-- WHAT YOU ARE ASKED TO DO --
Find the lines below that include the word "name" and state how many there are, adding nothing.

-- GIVEN DATA --
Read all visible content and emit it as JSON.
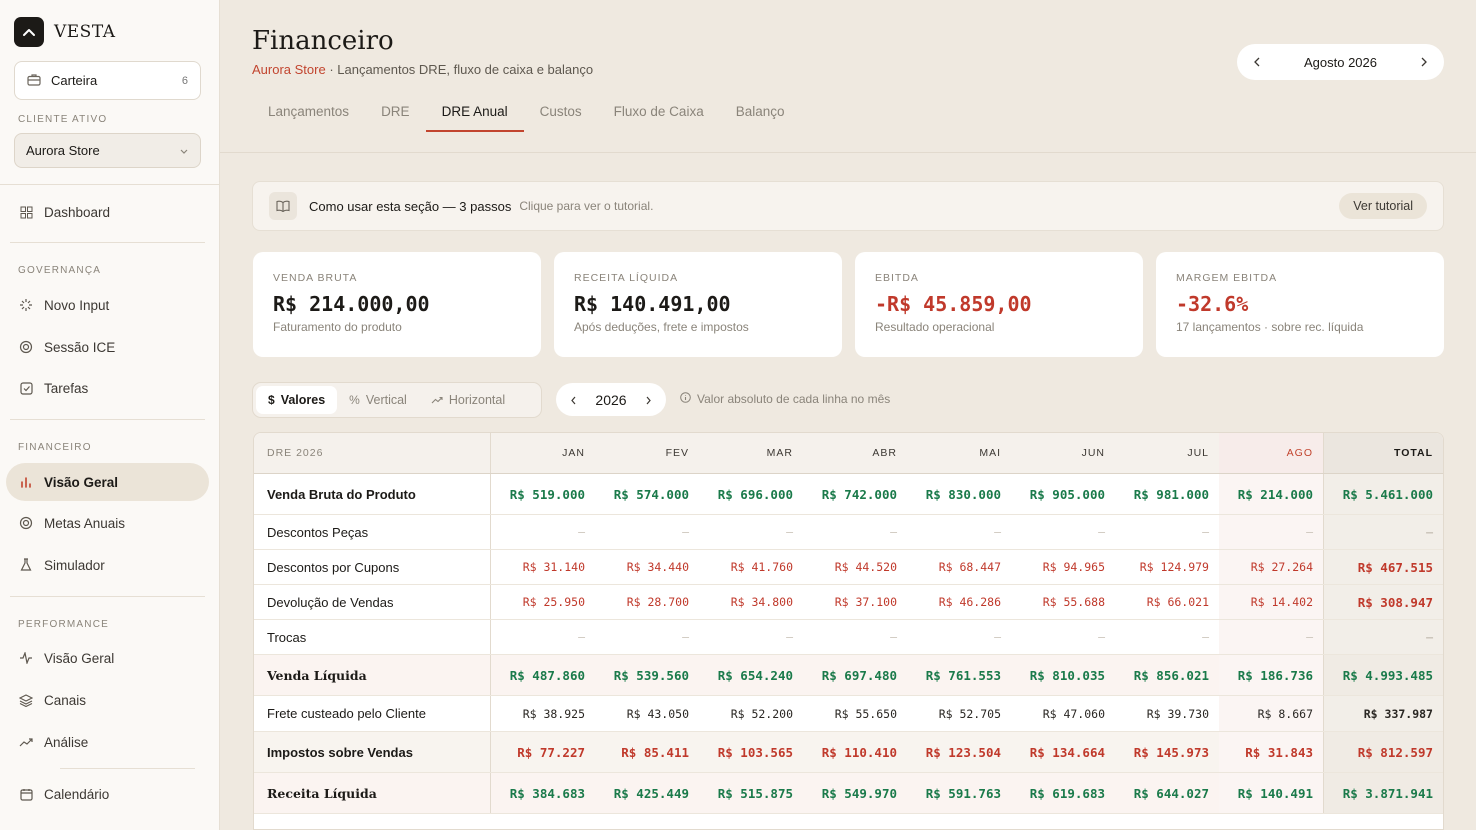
{
  "brand": {
    "name": "VESTA"
  },
  "wallet": {
    "label": "Carteira",
    "count": "6"
  },
  "client": {
    "section_label": "CLIENTE ATIVO",
    "value": "Aurora Store"
  },
  "nav": {
    "dashboard": "Dashboard",
    "sections": {
      "governanca": "GOVERNANÇA",
      "financeiro": "FINANCEIRO",
      "performance": "PERFORMANCE"
    },
    "items": {
      "novo_input": "Novo Input",
      "sessao_ice": "Sessão ICE",
      "tarefas": "Tarefas",
      "visao_geral_fin": "Visão Geral",
      "metas_anuais": "Metas Anuais",
      "simulador": "Simulador",
      "visao_geral_perf": "Visão Geral",
      "canais": "Canais",
      "analise": "Análise",
      "calendario": "Calendário"
    }
  },
  "header": {
    "title": "Financeiro",
    "subtitle_accent": "Aurora Store",
    "subtitle_rest": " · Lançamentos DRE, fluxo de caixa e balanço",
    "month": "Agosto 2026"
  },
  "tabs": [
    "Lançamentos",
    "DRE",
    "DRE Anual",
    "Custos",
    "Fluxo de Caixa",
    "Balanço"
  ],
  "tutorial": {
    "title": "Como usar esta seção — 3 passos",
    "hint": "Clique para ver o tutorial.",
    "button": "Ver tutorial"
  },
  "kpis": [
    {
      "label": "VENDA BRUTA",
      "value": "R$ 214.000,00",
      "sub": "Faturamento do produto",
      "negative": false
    },
    {
      "label": "RECEITA LÍQUIDA",
      "value": "R$ 140.491,00",
      "sub": "Após deduções, frete e impostos",
      "negative": false
    },
    {
      "label": "EBITDA",
      "value": "-R$ 45.859,00",
      "sub": "Resultado operacional",
      "negative": true
    },
    {
      "label": "MARGEM EBITDA",
      "value": "-32.6%",
      "sub": "17 lançamentos · sobre rec. líquida",
      "negative": true
    }
  ],
  "view_toggle": {
    "valores": "Valores",
    "vertical": "Vertical",
    "horizontal": "Horizontal"
  },
  "year": "2026",
  "hint": "Valor absoluto de cada linha no mês",
  "table": {
    "title": "DRE 2026",
    "months": [
      "JAN",
      "FEV",
      "MAR",
      "ABR",
      "MAI",
      "JUN",
      "JUL",
      "AGO"
    ],
    "total_label": "TOTAL",
    "rows": [
      {
        "name": "Venda Bruta do Produto",
        "style": "bold",
        "kind": "pos",
        "values": [
          "R$ 519.000",
          "R$ 574.000",
          "R$ 696.000",
          "R$ 742.000",
          "R$ 830.000",
          "R$ 905.000",
          "R$ 981.000",
          "R$ 214.000"
        ],
        "total": "R$ 5.461.000"
      },
      {
        "name": "Descontos Peças",
        "style": "",
        "kind": "dash",
        "values": [
          "—",
          "—",
          "—",
          "—",
          "—",
          "—",
          "—",
          "—"
        ],
        "total": "—"
      },
      {
        "name": "Descontos por Cupons",
        "style": "",
        "kind": "neg",
        "values": [
          "R$ 31.140",
          "R$ 34.440",
          "R$ 41.760",
          "R$ 44.520",
          "R$ 68.447",
          "R$ 94.965",
          "R$ 124.979",
          "R$ 27.264"
        ],
        "total": "R$ 467.515"
      },
      {
        "name": "Devolução de Vendas",
        "style": "",
        "kind": "neg",
        "values": [
          "R$ 25.950",
          "R$ 28.700",
          "R$ 34.800",
          "R$ 37.100",
          "R$ 46.286",
          "R$ 55.688",
          "R$ 66.021",
          "R$ 14.402"
        ],
        "total": "R$ 308.947"
      },
      {
        "name": "Trocas",
        "style": "",
        "kind": "dash",
        "values": [
          "—",
          "—",
          "—",
          "—",
          "—",
          "—",
          "—",
          "—"
        ],
        "total": "—"
      },
      {
        "name": "Venda Líquida",
        "style": "serif",
        "kind": "pos",
        "values": [
          "R$ 487.860",
          "R$ 539.560",
          "R$ 654.240",
          "R$ 697.480",
          "R$ 761.553",
          "R$ 810.035",
          "R$ 856.021",
          "R$ 186.736"
        ],
        "total": "R$ 4.993.485"
      },
      {
        "name": "Frete custeado pelo Cliente",
        "style": "",
        "kind": "plain",
        "values": [
          "R$ 38.925",
          "R$ 43.050",
          "R$ 52.200",
          "R$ 55.650",
          "R$ 52.705",
          "R$ 47.060",
          "R$ 39.730",
          "R$ 8.667"
        ],
        "total": "R$ 337.987"
      },
      {
        "name": "Impostos sobre Vendas",
        "style": "bold",
        "kind": "negb",
        "values": [
          "R$ 77.227",
          "R$ 85.411",
          "R$ 103.565",
          "R$ 110.410",
          "R$ 123.504",
          "R$ 134.664",
          "R$ 145.973",
          "R$ 31.843"
        ],
        "total": "R$ 812.597"
      },
      {
        "name": "Receita Líquida",
        "style": "serif",
        "kind": "pos",
        "values": [
          "R$ 384.683",
          "R$ 425.449",
          "R$ 515.875",
          "R$ 549.970",
          "R$ 591.763",
          "R$ 619.683",
          "R$ 644.027",
          "R$ 140.491"
        ],
        "total": "R$ 3.871.941"
      }
    ]
  }
}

-- SOLVED PROBLEM --
10